** TASK TO CARRY OUT **
Show every line from the entries that follow which holds the word "JSON".

┌──

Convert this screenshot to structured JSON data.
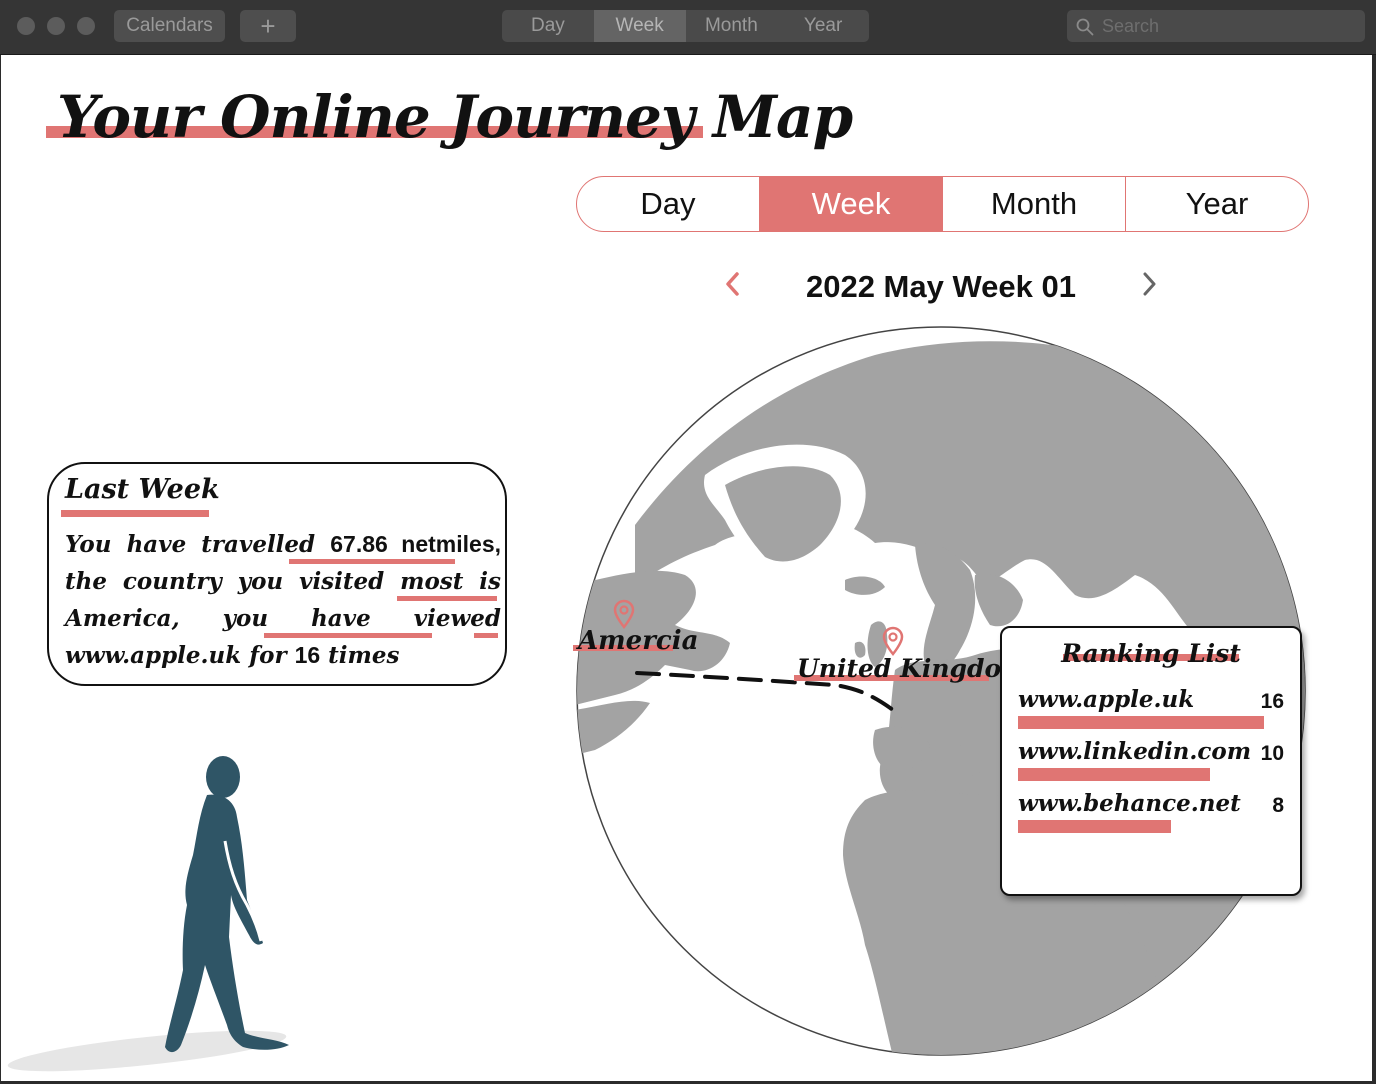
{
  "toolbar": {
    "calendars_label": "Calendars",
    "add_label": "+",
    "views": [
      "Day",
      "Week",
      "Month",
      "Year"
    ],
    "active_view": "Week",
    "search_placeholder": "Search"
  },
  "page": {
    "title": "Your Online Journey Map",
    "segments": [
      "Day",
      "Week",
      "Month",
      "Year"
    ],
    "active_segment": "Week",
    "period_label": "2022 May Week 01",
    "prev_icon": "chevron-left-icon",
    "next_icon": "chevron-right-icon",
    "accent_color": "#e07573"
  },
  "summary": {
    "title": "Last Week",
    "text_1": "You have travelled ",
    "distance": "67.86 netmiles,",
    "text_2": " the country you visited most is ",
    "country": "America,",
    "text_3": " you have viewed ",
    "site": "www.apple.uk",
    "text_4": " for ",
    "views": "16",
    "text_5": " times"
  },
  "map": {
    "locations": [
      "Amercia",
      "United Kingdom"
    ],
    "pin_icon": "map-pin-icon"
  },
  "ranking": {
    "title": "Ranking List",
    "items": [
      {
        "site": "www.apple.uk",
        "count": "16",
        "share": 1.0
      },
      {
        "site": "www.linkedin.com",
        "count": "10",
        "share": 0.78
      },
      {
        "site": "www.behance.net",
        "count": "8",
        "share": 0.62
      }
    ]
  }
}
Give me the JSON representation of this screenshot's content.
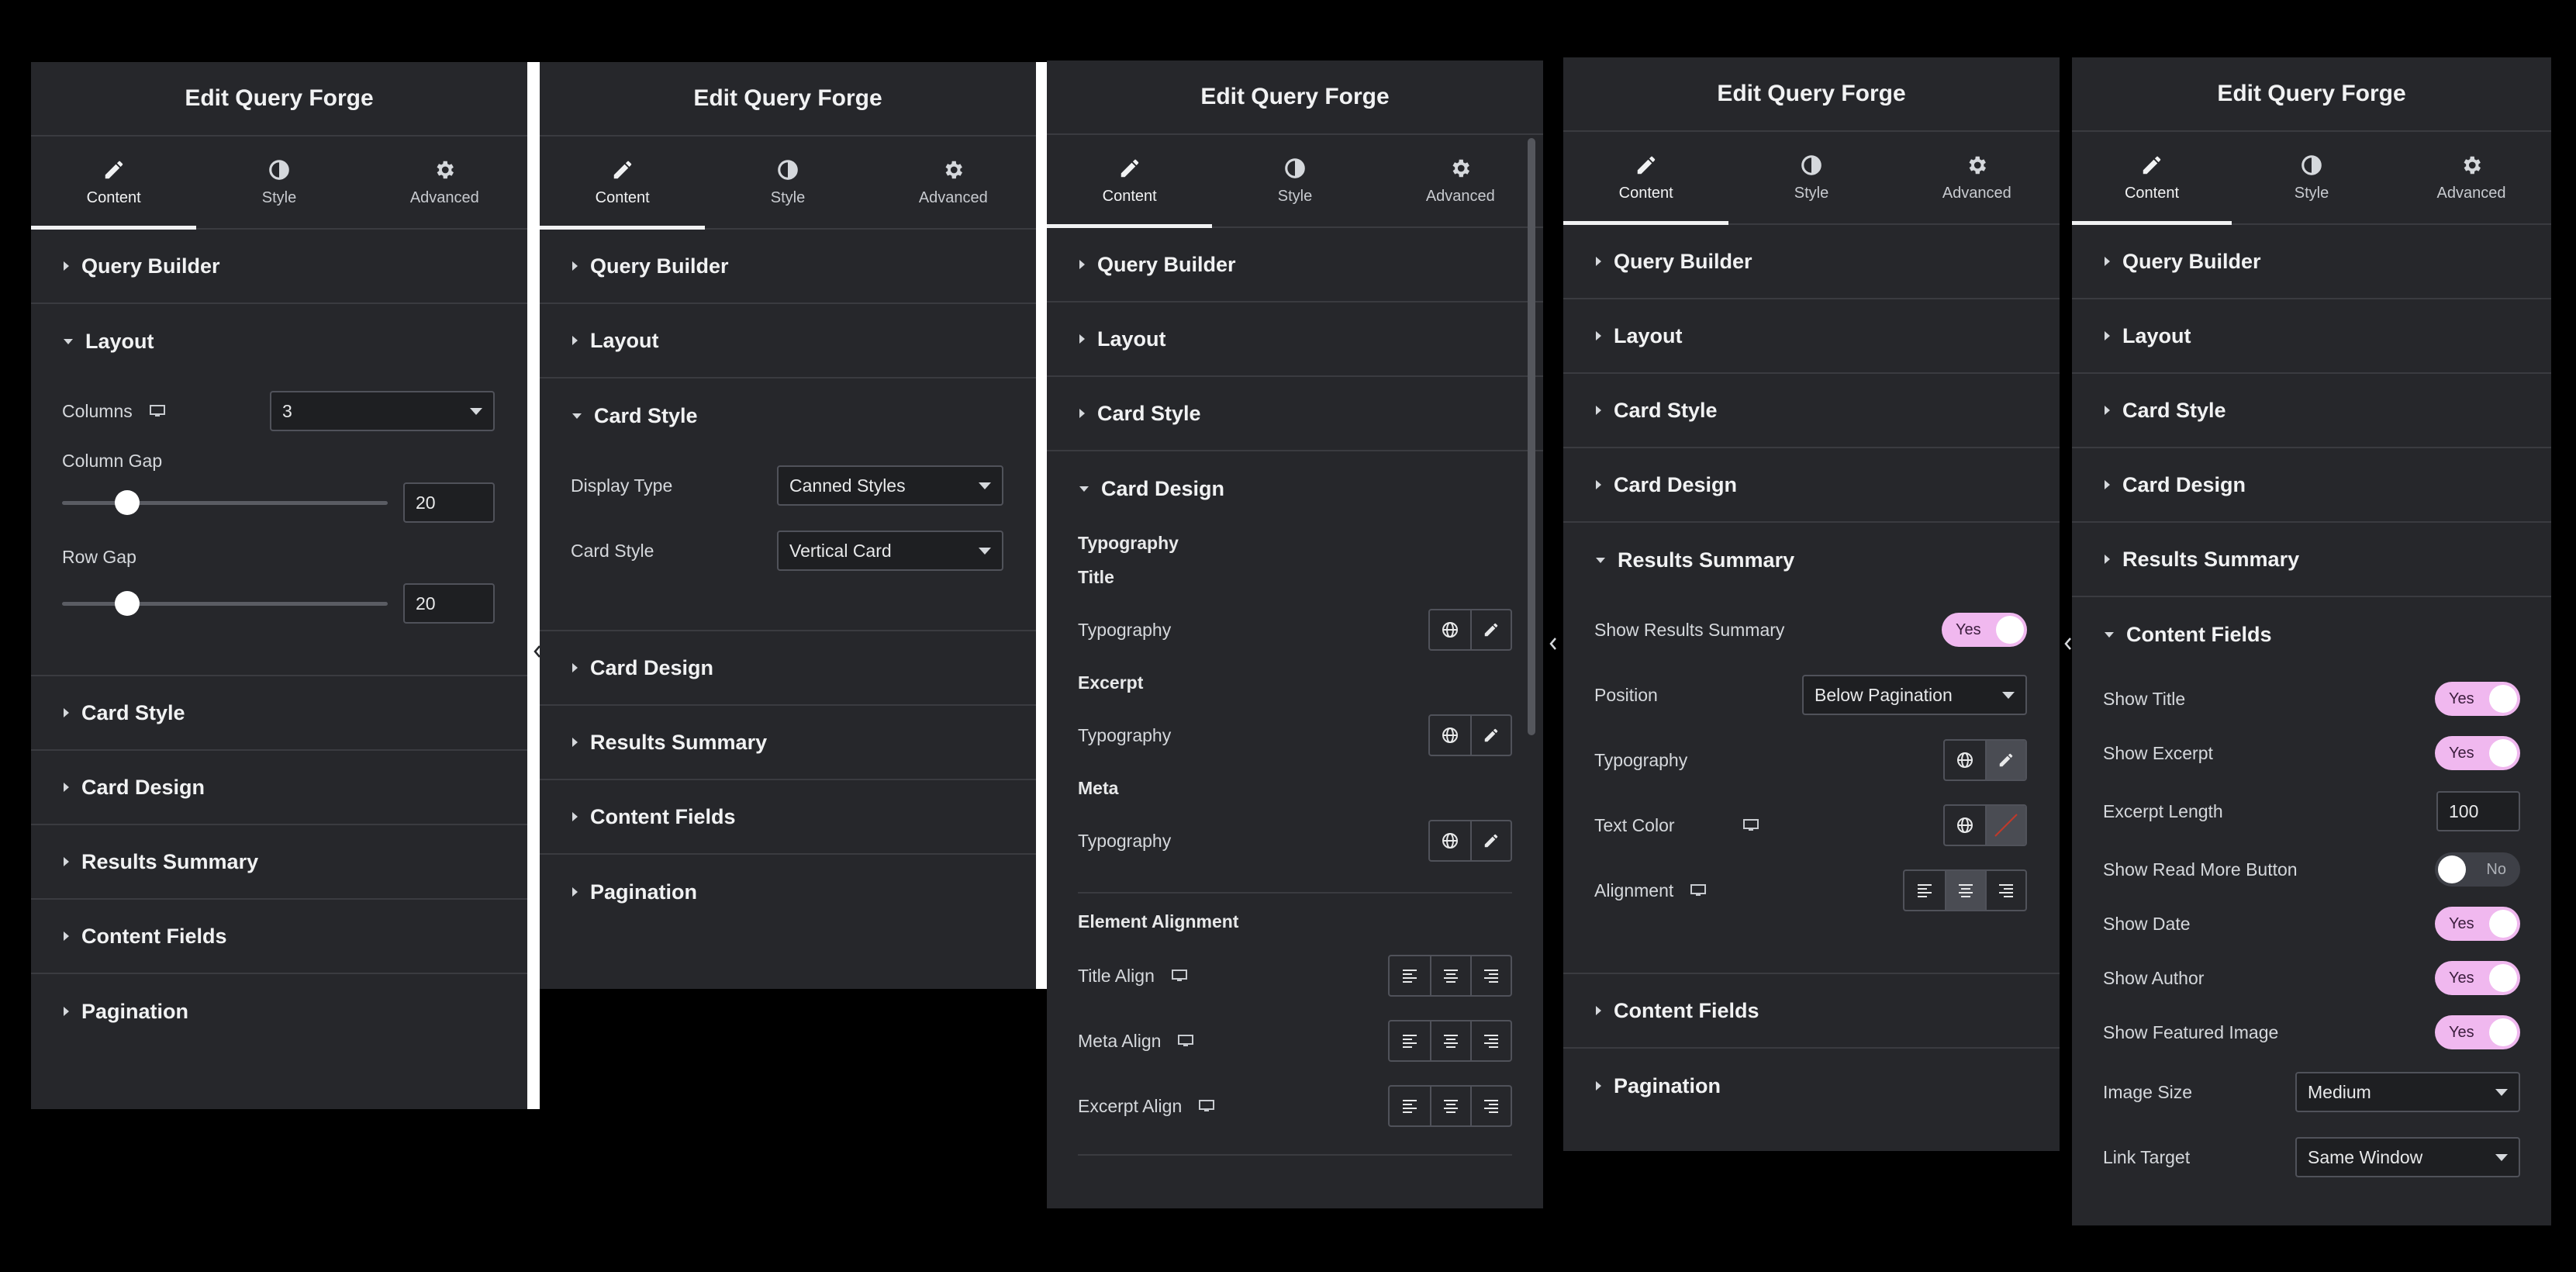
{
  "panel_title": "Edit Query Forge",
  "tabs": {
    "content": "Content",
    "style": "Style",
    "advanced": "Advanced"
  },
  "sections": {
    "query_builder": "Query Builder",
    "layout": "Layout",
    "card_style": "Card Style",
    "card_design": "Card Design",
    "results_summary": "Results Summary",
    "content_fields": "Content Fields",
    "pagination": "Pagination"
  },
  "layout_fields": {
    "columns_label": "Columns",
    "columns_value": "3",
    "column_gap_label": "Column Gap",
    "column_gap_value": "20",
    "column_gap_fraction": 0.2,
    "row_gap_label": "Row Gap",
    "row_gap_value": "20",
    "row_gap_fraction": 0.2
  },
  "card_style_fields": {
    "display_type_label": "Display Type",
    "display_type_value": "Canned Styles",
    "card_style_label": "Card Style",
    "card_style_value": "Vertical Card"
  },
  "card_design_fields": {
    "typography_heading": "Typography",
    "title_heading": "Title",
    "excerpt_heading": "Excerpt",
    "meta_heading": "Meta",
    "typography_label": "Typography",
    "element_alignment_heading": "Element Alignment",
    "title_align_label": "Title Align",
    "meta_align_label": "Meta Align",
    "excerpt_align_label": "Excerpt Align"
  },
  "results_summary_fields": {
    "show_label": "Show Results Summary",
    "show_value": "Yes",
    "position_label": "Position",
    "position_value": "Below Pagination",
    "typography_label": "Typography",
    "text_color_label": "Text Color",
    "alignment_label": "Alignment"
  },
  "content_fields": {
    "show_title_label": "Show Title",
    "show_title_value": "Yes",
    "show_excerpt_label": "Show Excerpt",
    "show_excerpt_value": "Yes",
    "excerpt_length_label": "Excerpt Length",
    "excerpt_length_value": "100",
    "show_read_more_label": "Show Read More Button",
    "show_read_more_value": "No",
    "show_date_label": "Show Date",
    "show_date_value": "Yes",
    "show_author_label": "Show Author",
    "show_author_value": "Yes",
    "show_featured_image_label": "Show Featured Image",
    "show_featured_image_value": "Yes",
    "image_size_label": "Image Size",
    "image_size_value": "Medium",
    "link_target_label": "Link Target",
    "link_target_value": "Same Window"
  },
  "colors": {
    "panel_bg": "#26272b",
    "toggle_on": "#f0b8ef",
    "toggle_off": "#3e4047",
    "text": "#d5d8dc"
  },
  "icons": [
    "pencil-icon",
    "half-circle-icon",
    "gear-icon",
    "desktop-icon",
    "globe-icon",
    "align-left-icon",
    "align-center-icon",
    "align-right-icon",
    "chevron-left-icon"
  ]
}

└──
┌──

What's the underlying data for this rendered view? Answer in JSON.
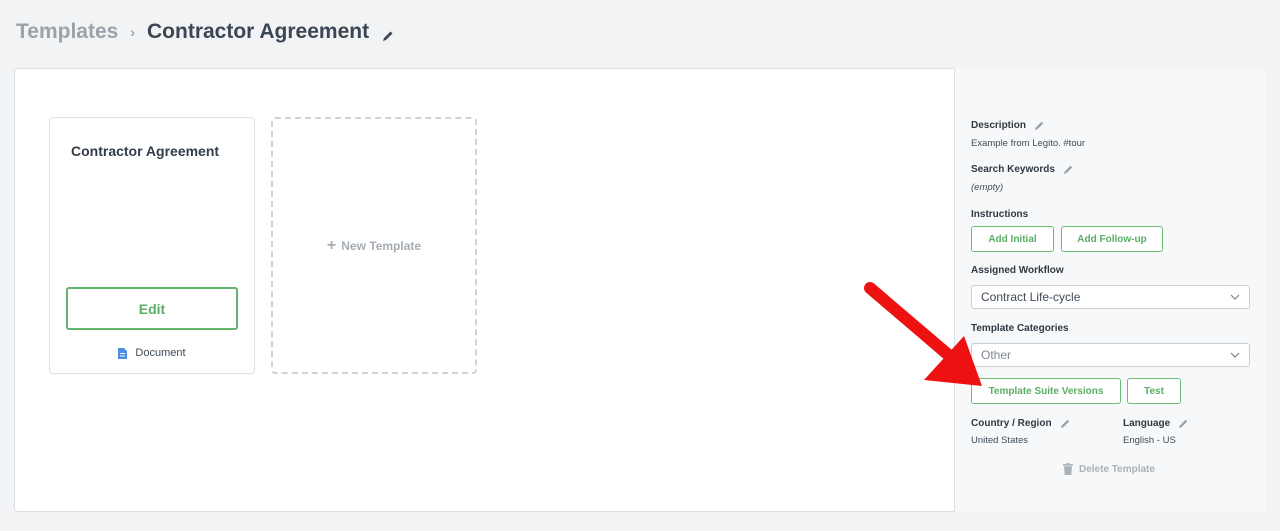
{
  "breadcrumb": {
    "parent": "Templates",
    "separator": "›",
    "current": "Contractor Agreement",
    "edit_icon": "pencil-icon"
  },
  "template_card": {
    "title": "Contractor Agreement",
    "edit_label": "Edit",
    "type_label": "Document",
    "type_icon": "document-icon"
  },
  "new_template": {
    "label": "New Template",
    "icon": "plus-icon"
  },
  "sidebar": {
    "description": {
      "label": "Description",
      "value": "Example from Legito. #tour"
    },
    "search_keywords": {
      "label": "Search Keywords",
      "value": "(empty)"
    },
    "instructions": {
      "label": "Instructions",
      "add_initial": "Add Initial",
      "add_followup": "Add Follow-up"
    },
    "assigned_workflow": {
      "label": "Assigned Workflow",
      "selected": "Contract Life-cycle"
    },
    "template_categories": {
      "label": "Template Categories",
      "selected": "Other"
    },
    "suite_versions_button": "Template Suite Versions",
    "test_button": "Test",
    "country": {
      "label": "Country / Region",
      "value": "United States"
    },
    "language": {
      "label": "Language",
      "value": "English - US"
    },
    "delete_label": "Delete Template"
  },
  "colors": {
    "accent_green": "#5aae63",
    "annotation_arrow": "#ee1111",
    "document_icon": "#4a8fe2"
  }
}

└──

** EXERCISE OUTPUT **
Convert this screenshot to structured JSON data.
Give me the JSON representation of this screenshot's content.
What's the underlying data for this rendered view? Answer in JSON.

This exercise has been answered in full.